START INFORMATION SUPPLIED
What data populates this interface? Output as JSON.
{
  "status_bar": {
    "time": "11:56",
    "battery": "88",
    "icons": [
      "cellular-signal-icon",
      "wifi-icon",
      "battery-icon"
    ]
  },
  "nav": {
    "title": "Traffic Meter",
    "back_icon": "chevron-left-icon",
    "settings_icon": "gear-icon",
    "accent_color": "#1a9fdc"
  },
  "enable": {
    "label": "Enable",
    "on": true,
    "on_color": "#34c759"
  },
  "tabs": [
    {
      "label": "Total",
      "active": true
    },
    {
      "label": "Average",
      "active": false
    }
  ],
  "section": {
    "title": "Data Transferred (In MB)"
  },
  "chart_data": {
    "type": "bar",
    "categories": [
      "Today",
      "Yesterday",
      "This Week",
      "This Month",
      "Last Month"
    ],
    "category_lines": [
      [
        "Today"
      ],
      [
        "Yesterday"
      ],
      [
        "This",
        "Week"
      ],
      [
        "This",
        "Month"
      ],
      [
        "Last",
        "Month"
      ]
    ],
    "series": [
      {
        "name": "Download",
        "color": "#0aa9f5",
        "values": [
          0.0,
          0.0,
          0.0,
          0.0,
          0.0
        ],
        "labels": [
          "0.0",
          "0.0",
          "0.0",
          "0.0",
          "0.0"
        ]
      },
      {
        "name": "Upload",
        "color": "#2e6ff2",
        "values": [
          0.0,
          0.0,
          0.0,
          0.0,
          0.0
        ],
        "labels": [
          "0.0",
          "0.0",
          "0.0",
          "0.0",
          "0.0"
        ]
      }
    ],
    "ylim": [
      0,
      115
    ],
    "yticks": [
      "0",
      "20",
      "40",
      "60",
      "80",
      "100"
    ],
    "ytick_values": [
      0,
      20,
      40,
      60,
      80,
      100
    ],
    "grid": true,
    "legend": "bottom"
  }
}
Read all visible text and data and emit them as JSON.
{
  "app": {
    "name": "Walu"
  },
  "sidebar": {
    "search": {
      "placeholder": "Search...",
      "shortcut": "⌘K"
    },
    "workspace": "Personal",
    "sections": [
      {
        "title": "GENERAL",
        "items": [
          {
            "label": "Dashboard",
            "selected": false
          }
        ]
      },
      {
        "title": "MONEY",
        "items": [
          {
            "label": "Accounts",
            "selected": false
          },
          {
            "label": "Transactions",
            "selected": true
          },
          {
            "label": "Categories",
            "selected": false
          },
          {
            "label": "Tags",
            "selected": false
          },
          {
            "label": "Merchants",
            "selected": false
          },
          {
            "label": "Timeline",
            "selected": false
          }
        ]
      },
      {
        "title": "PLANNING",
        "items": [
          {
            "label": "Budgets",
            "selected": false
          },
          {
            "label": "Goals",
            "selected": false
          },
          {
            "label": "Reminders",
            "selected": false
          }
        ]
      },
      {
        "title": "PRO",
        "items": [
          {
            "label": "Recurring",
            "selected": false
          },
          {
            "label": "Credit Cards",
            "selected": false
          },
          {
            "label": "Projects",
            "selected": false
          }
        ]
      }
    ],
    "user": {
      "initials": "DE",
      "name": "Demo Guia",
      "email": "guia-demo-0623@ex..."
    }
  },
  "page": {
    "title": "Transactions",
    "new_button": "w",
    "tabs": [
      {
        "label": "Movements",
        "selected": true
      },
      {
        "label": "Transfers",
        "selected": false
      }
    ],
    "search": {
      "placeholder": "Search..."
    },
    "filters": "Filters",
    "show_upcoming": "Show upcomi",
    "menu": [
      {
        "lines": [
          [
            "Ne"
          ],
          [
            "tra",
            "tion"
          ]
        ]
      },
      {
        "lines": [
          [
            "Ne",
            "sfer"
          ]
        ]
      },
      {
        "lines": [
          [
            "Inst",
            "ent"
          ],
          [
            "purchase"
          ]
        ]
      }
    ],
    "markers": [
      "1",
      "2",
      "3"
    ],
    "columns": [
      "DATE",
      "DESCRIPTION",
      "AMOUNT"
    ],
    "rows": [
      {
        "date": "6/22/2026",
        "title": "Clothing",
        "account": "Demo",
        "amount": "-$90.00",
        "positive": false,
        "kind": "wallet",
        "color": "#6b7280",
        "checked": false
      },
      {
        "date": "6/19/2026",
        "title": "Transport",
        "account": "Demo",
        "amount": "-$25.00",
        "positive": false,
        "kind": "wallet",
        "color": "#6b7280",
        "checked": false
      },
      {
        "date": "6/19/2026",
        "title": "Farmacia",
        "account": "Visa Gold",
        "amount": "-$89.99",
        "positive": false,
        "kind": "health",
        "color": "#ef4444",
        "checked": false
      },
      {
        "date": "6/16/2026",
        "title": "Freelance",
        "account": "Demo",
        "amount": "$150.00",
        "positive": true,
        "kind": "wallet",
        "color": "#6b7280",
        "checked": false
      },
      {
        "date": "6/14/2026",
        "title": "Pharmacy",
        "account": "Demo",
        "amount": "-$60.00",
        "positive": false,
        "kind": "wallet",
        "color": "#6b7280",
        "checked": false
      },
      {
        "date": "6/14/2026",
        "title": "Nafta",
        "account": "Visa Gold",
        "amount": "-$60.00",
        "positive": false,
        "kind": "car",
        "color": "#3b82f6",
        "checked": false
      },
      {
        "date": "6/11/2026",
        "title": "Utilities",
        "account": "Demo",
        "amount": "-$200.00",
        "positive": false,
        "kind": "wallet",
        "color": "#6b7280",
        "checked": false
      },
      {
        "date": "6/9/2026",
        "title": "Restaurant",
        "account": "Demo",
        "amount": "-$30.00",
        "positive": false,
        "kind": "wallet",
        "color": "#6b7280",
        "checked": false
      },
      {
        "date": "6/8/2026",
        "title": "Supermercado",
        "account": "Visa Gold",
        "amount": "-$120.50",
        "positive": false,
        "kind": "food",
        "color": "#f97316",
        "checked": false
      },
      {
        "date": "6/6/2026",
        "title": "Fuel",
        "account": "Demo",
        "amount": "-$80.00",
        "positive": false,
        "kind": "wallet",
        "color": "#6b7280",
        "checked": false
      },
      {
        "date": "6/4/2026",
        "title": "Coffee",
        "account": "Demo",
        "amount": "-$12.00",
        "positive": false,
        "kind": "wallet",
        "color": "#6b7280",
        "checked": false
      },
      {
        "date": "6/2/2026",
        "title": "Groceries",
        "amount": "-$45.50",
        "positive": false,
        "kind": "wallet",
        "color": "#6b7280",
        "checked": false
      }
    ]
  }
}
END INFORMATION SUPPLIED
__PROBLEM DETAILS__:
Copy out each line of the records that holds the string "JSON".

__TASK RESULT__:
What data populates this interface? Output as JSON.
Read all visible text and data and emit them as JSON.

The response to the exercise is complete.